The friendship highway connecting Lhasa to the Nepal border is one of Tibet’s most popular link routes. From the Rongphu turn-off along the highway, it is another 31 miles (50 km) west to Tingri, on what is a surprisingly good road. This is a small, traditional Tibetan town with good views of the Everest range. After climbing for 56 miles (90 km) the road begins a steep, winding descent through mountains that are densely wooded; the change of scenery is startling after the desert landscape of the high, arid plateau. It is only another 20 miles (33 km) to the border town of Zhangmu, which is relatively low and oxygen-rich at 7,200 ft (2,200 m). Although much of Zhangmu consists of slightly dilapidated shacks, perched above one another on the mountainside, this frontier town has a gaudy vibrance. Border formalities to get into Nepal are fairly cursory. The Nepalese immigration post, 6 miles (10 km) farther down at Kodari, will issue a single-entry visa, though visitors have to pay in US dollars and provide a passport photo. From here, it is a four-hour trip to Kathmandu.
The Friendship Highway
The 466-mile (750-km) route between Lhasa and the Nepal border, known as the Friendship Highway, is probably the most popular journey for visitors to Tibet and includes some important sightseeing detours along the way. Many agencies in Lhasa and in Kathmandu in Nepal can arrange the trip, sort out the necessary permits, and provide an appropriate four-wheel drive vehicle, a driver, and guide. Depending on the itinerary, which usually includes the towns of Shigatse and Gyantse, the trip can take up to a week. Visitors must ensure that the contract specifies exactly what they want and what they are paying for.
The Eight Auspicious Symbols

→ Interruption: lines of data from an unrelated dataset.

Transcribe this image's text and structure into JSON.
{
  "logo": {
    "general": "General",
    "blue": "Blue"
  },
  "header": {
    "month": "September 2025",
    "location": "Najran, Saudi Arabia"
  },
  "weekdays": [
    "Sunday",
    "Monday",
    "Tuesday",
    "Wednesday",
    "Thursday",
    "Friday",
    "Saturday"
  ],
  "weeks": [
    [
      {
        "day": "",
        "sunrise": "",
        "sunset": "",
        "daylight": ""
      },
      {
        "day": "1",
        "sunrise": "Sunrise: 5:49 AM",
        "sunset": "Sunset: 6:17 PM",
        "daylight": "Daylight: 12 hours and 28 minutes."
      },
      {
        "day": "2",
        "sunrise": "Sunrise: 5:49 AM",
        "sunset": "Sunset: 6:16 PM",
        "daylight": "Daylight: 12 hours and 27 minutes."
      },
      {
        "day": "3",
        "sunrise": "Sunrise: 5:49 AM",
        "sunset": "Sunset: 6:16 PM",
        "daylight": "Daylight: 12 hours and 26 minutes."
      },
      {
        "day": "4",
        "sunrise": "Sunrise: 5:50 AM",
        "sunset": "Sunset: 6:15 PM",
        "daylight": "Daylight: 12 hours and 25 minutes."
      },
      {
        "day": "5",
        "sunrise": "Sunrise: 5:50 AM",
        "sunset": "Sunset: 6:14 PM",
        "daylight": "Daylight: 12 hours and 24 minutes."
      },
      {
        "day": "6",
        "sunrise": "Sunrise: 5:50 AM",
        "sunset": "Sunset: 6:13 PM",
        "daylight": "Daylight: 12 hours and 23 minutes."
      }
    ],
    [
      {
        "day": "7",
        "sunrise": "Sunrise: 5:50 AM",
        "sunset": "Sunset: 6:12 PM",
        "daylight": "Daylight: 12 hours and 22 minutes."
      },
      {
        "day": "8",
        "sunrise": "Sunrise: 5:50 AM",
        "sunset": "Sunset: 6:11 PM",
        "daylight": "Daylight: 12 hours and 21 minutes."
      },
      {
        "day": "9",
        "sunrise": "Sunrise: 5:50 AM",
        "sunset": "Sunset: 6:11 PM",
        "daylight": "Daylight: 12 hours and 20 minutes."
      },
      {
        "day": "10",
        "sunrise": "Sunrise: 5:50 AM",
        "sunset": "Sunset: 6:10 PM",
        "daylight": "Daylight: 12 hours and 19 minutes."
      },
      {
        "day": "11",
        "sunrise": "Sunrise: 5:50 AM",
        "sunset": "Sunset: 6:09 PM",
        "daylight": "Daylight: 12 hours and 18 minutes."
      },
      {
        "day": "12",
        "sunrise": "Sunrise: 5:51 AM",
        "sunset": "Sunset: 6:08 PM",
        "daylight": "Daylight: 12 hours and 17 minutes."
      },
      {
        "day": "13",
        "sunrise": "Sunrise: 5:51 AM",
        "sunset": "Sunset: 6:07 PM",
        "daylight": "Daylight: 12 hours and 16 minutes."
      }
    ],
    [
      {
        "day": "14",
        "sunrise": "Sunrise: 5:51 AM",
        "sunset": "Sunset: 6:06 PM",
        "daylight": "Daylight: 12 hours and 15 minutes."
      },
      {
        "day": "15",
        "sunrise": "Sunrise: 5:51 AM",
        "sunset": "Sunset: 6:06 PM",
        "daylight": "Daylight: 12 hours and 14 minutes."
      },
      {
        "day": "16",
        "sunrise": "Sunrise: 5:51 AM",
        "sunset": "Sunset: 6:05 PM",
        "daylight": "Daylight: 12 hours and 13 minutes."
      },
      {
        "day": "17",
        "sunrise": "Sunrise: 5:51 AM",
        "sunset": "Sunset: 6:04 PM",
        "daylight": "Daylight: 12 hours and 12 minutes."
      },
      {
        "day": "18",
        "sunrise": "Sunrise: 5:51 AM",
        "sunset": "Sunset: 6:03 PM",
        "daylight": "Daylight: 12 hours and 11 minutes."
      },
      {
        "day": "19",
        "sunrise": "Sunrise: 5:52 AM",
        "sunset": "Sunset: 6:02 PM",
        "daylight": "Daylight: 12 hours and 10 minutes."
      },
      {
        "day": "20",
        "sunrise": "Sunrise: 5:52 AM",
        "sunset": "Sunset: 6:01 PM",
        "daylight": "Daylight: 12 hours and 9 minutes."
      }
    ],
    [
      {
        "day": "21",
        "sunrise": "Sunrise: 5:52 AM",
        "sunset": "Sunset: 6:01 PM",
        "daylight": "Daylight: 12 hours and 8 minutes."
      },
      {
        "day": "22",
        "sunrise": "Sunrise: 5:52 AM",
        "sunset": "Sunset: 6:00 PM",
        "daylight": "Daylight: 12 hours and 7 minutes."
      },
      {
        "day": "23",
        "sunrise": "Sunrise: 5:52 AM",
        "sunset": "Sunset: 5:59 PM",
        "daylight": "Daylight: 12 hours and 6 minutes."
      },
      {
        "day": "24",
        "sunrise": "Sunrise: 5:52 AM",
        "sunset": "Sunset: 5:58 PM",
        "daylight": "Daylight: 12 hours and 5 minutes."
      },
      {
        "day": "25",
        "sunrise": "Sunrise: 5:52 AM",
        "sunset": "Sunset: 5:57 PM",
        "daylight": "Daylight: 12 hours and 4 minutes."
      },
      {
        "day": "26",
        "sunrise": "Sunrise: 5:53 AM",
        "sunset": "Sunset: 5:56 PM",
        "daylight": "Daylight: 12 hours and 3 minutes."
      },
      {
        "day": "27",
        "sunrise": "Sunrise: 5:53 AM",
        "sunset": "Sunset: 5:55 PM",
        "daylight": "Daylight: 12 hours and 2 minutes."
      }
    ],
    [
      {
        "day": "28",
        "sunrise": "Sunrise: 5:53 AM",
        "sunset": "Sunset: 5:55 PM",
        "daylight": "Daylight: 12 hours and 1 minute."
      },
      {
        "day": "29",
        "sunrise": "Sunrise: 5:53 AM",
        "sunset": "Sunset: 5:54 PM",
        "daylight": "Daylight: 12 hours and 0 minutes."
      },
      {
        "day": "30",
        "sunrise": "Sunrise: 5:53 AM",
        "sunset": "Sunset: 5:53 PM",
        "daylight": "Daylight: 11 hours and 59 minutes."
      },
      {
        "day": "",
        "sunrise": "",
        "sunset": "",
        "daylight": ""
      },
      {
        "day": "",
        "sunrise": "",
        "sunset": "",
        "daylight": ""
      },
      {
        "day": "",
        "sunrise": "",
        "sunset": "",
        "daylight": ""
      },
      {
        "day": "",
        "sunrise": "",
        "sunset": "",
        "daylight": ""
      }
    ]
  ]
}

The Eight Auspicious Symbols represent the offerings that were presented to Sakyamuni Buddha, after he attained Enlightenment. Born as Siddhartha Gautama, prince of the kingdom of Kapilavastu, he renounced his princely life at the age of 30, and went in search of answers to the meaning of human suffering and existence. After years of penance, Siddhartha attained Enlightenment after meditating under a Bodhi tree in Bodh Gaya, India. Tibetans regard the symbols as protective motifs and use them to decorate flags and medallions as well as tiles in Buddhist temples, monasteries, and homes. The Conch Shell is blown to celebrate Sakyamuni’s Enlightenment; the Endless Knot represents harmony, and the never-ending passage of time; and the Wheel of Law symbolizes the Buddha’s eightfold path to Enlightenment. Other symbols include the Golden Fish, representing liberation from the Wheel of Life, and the Lotus Flower that represents purity.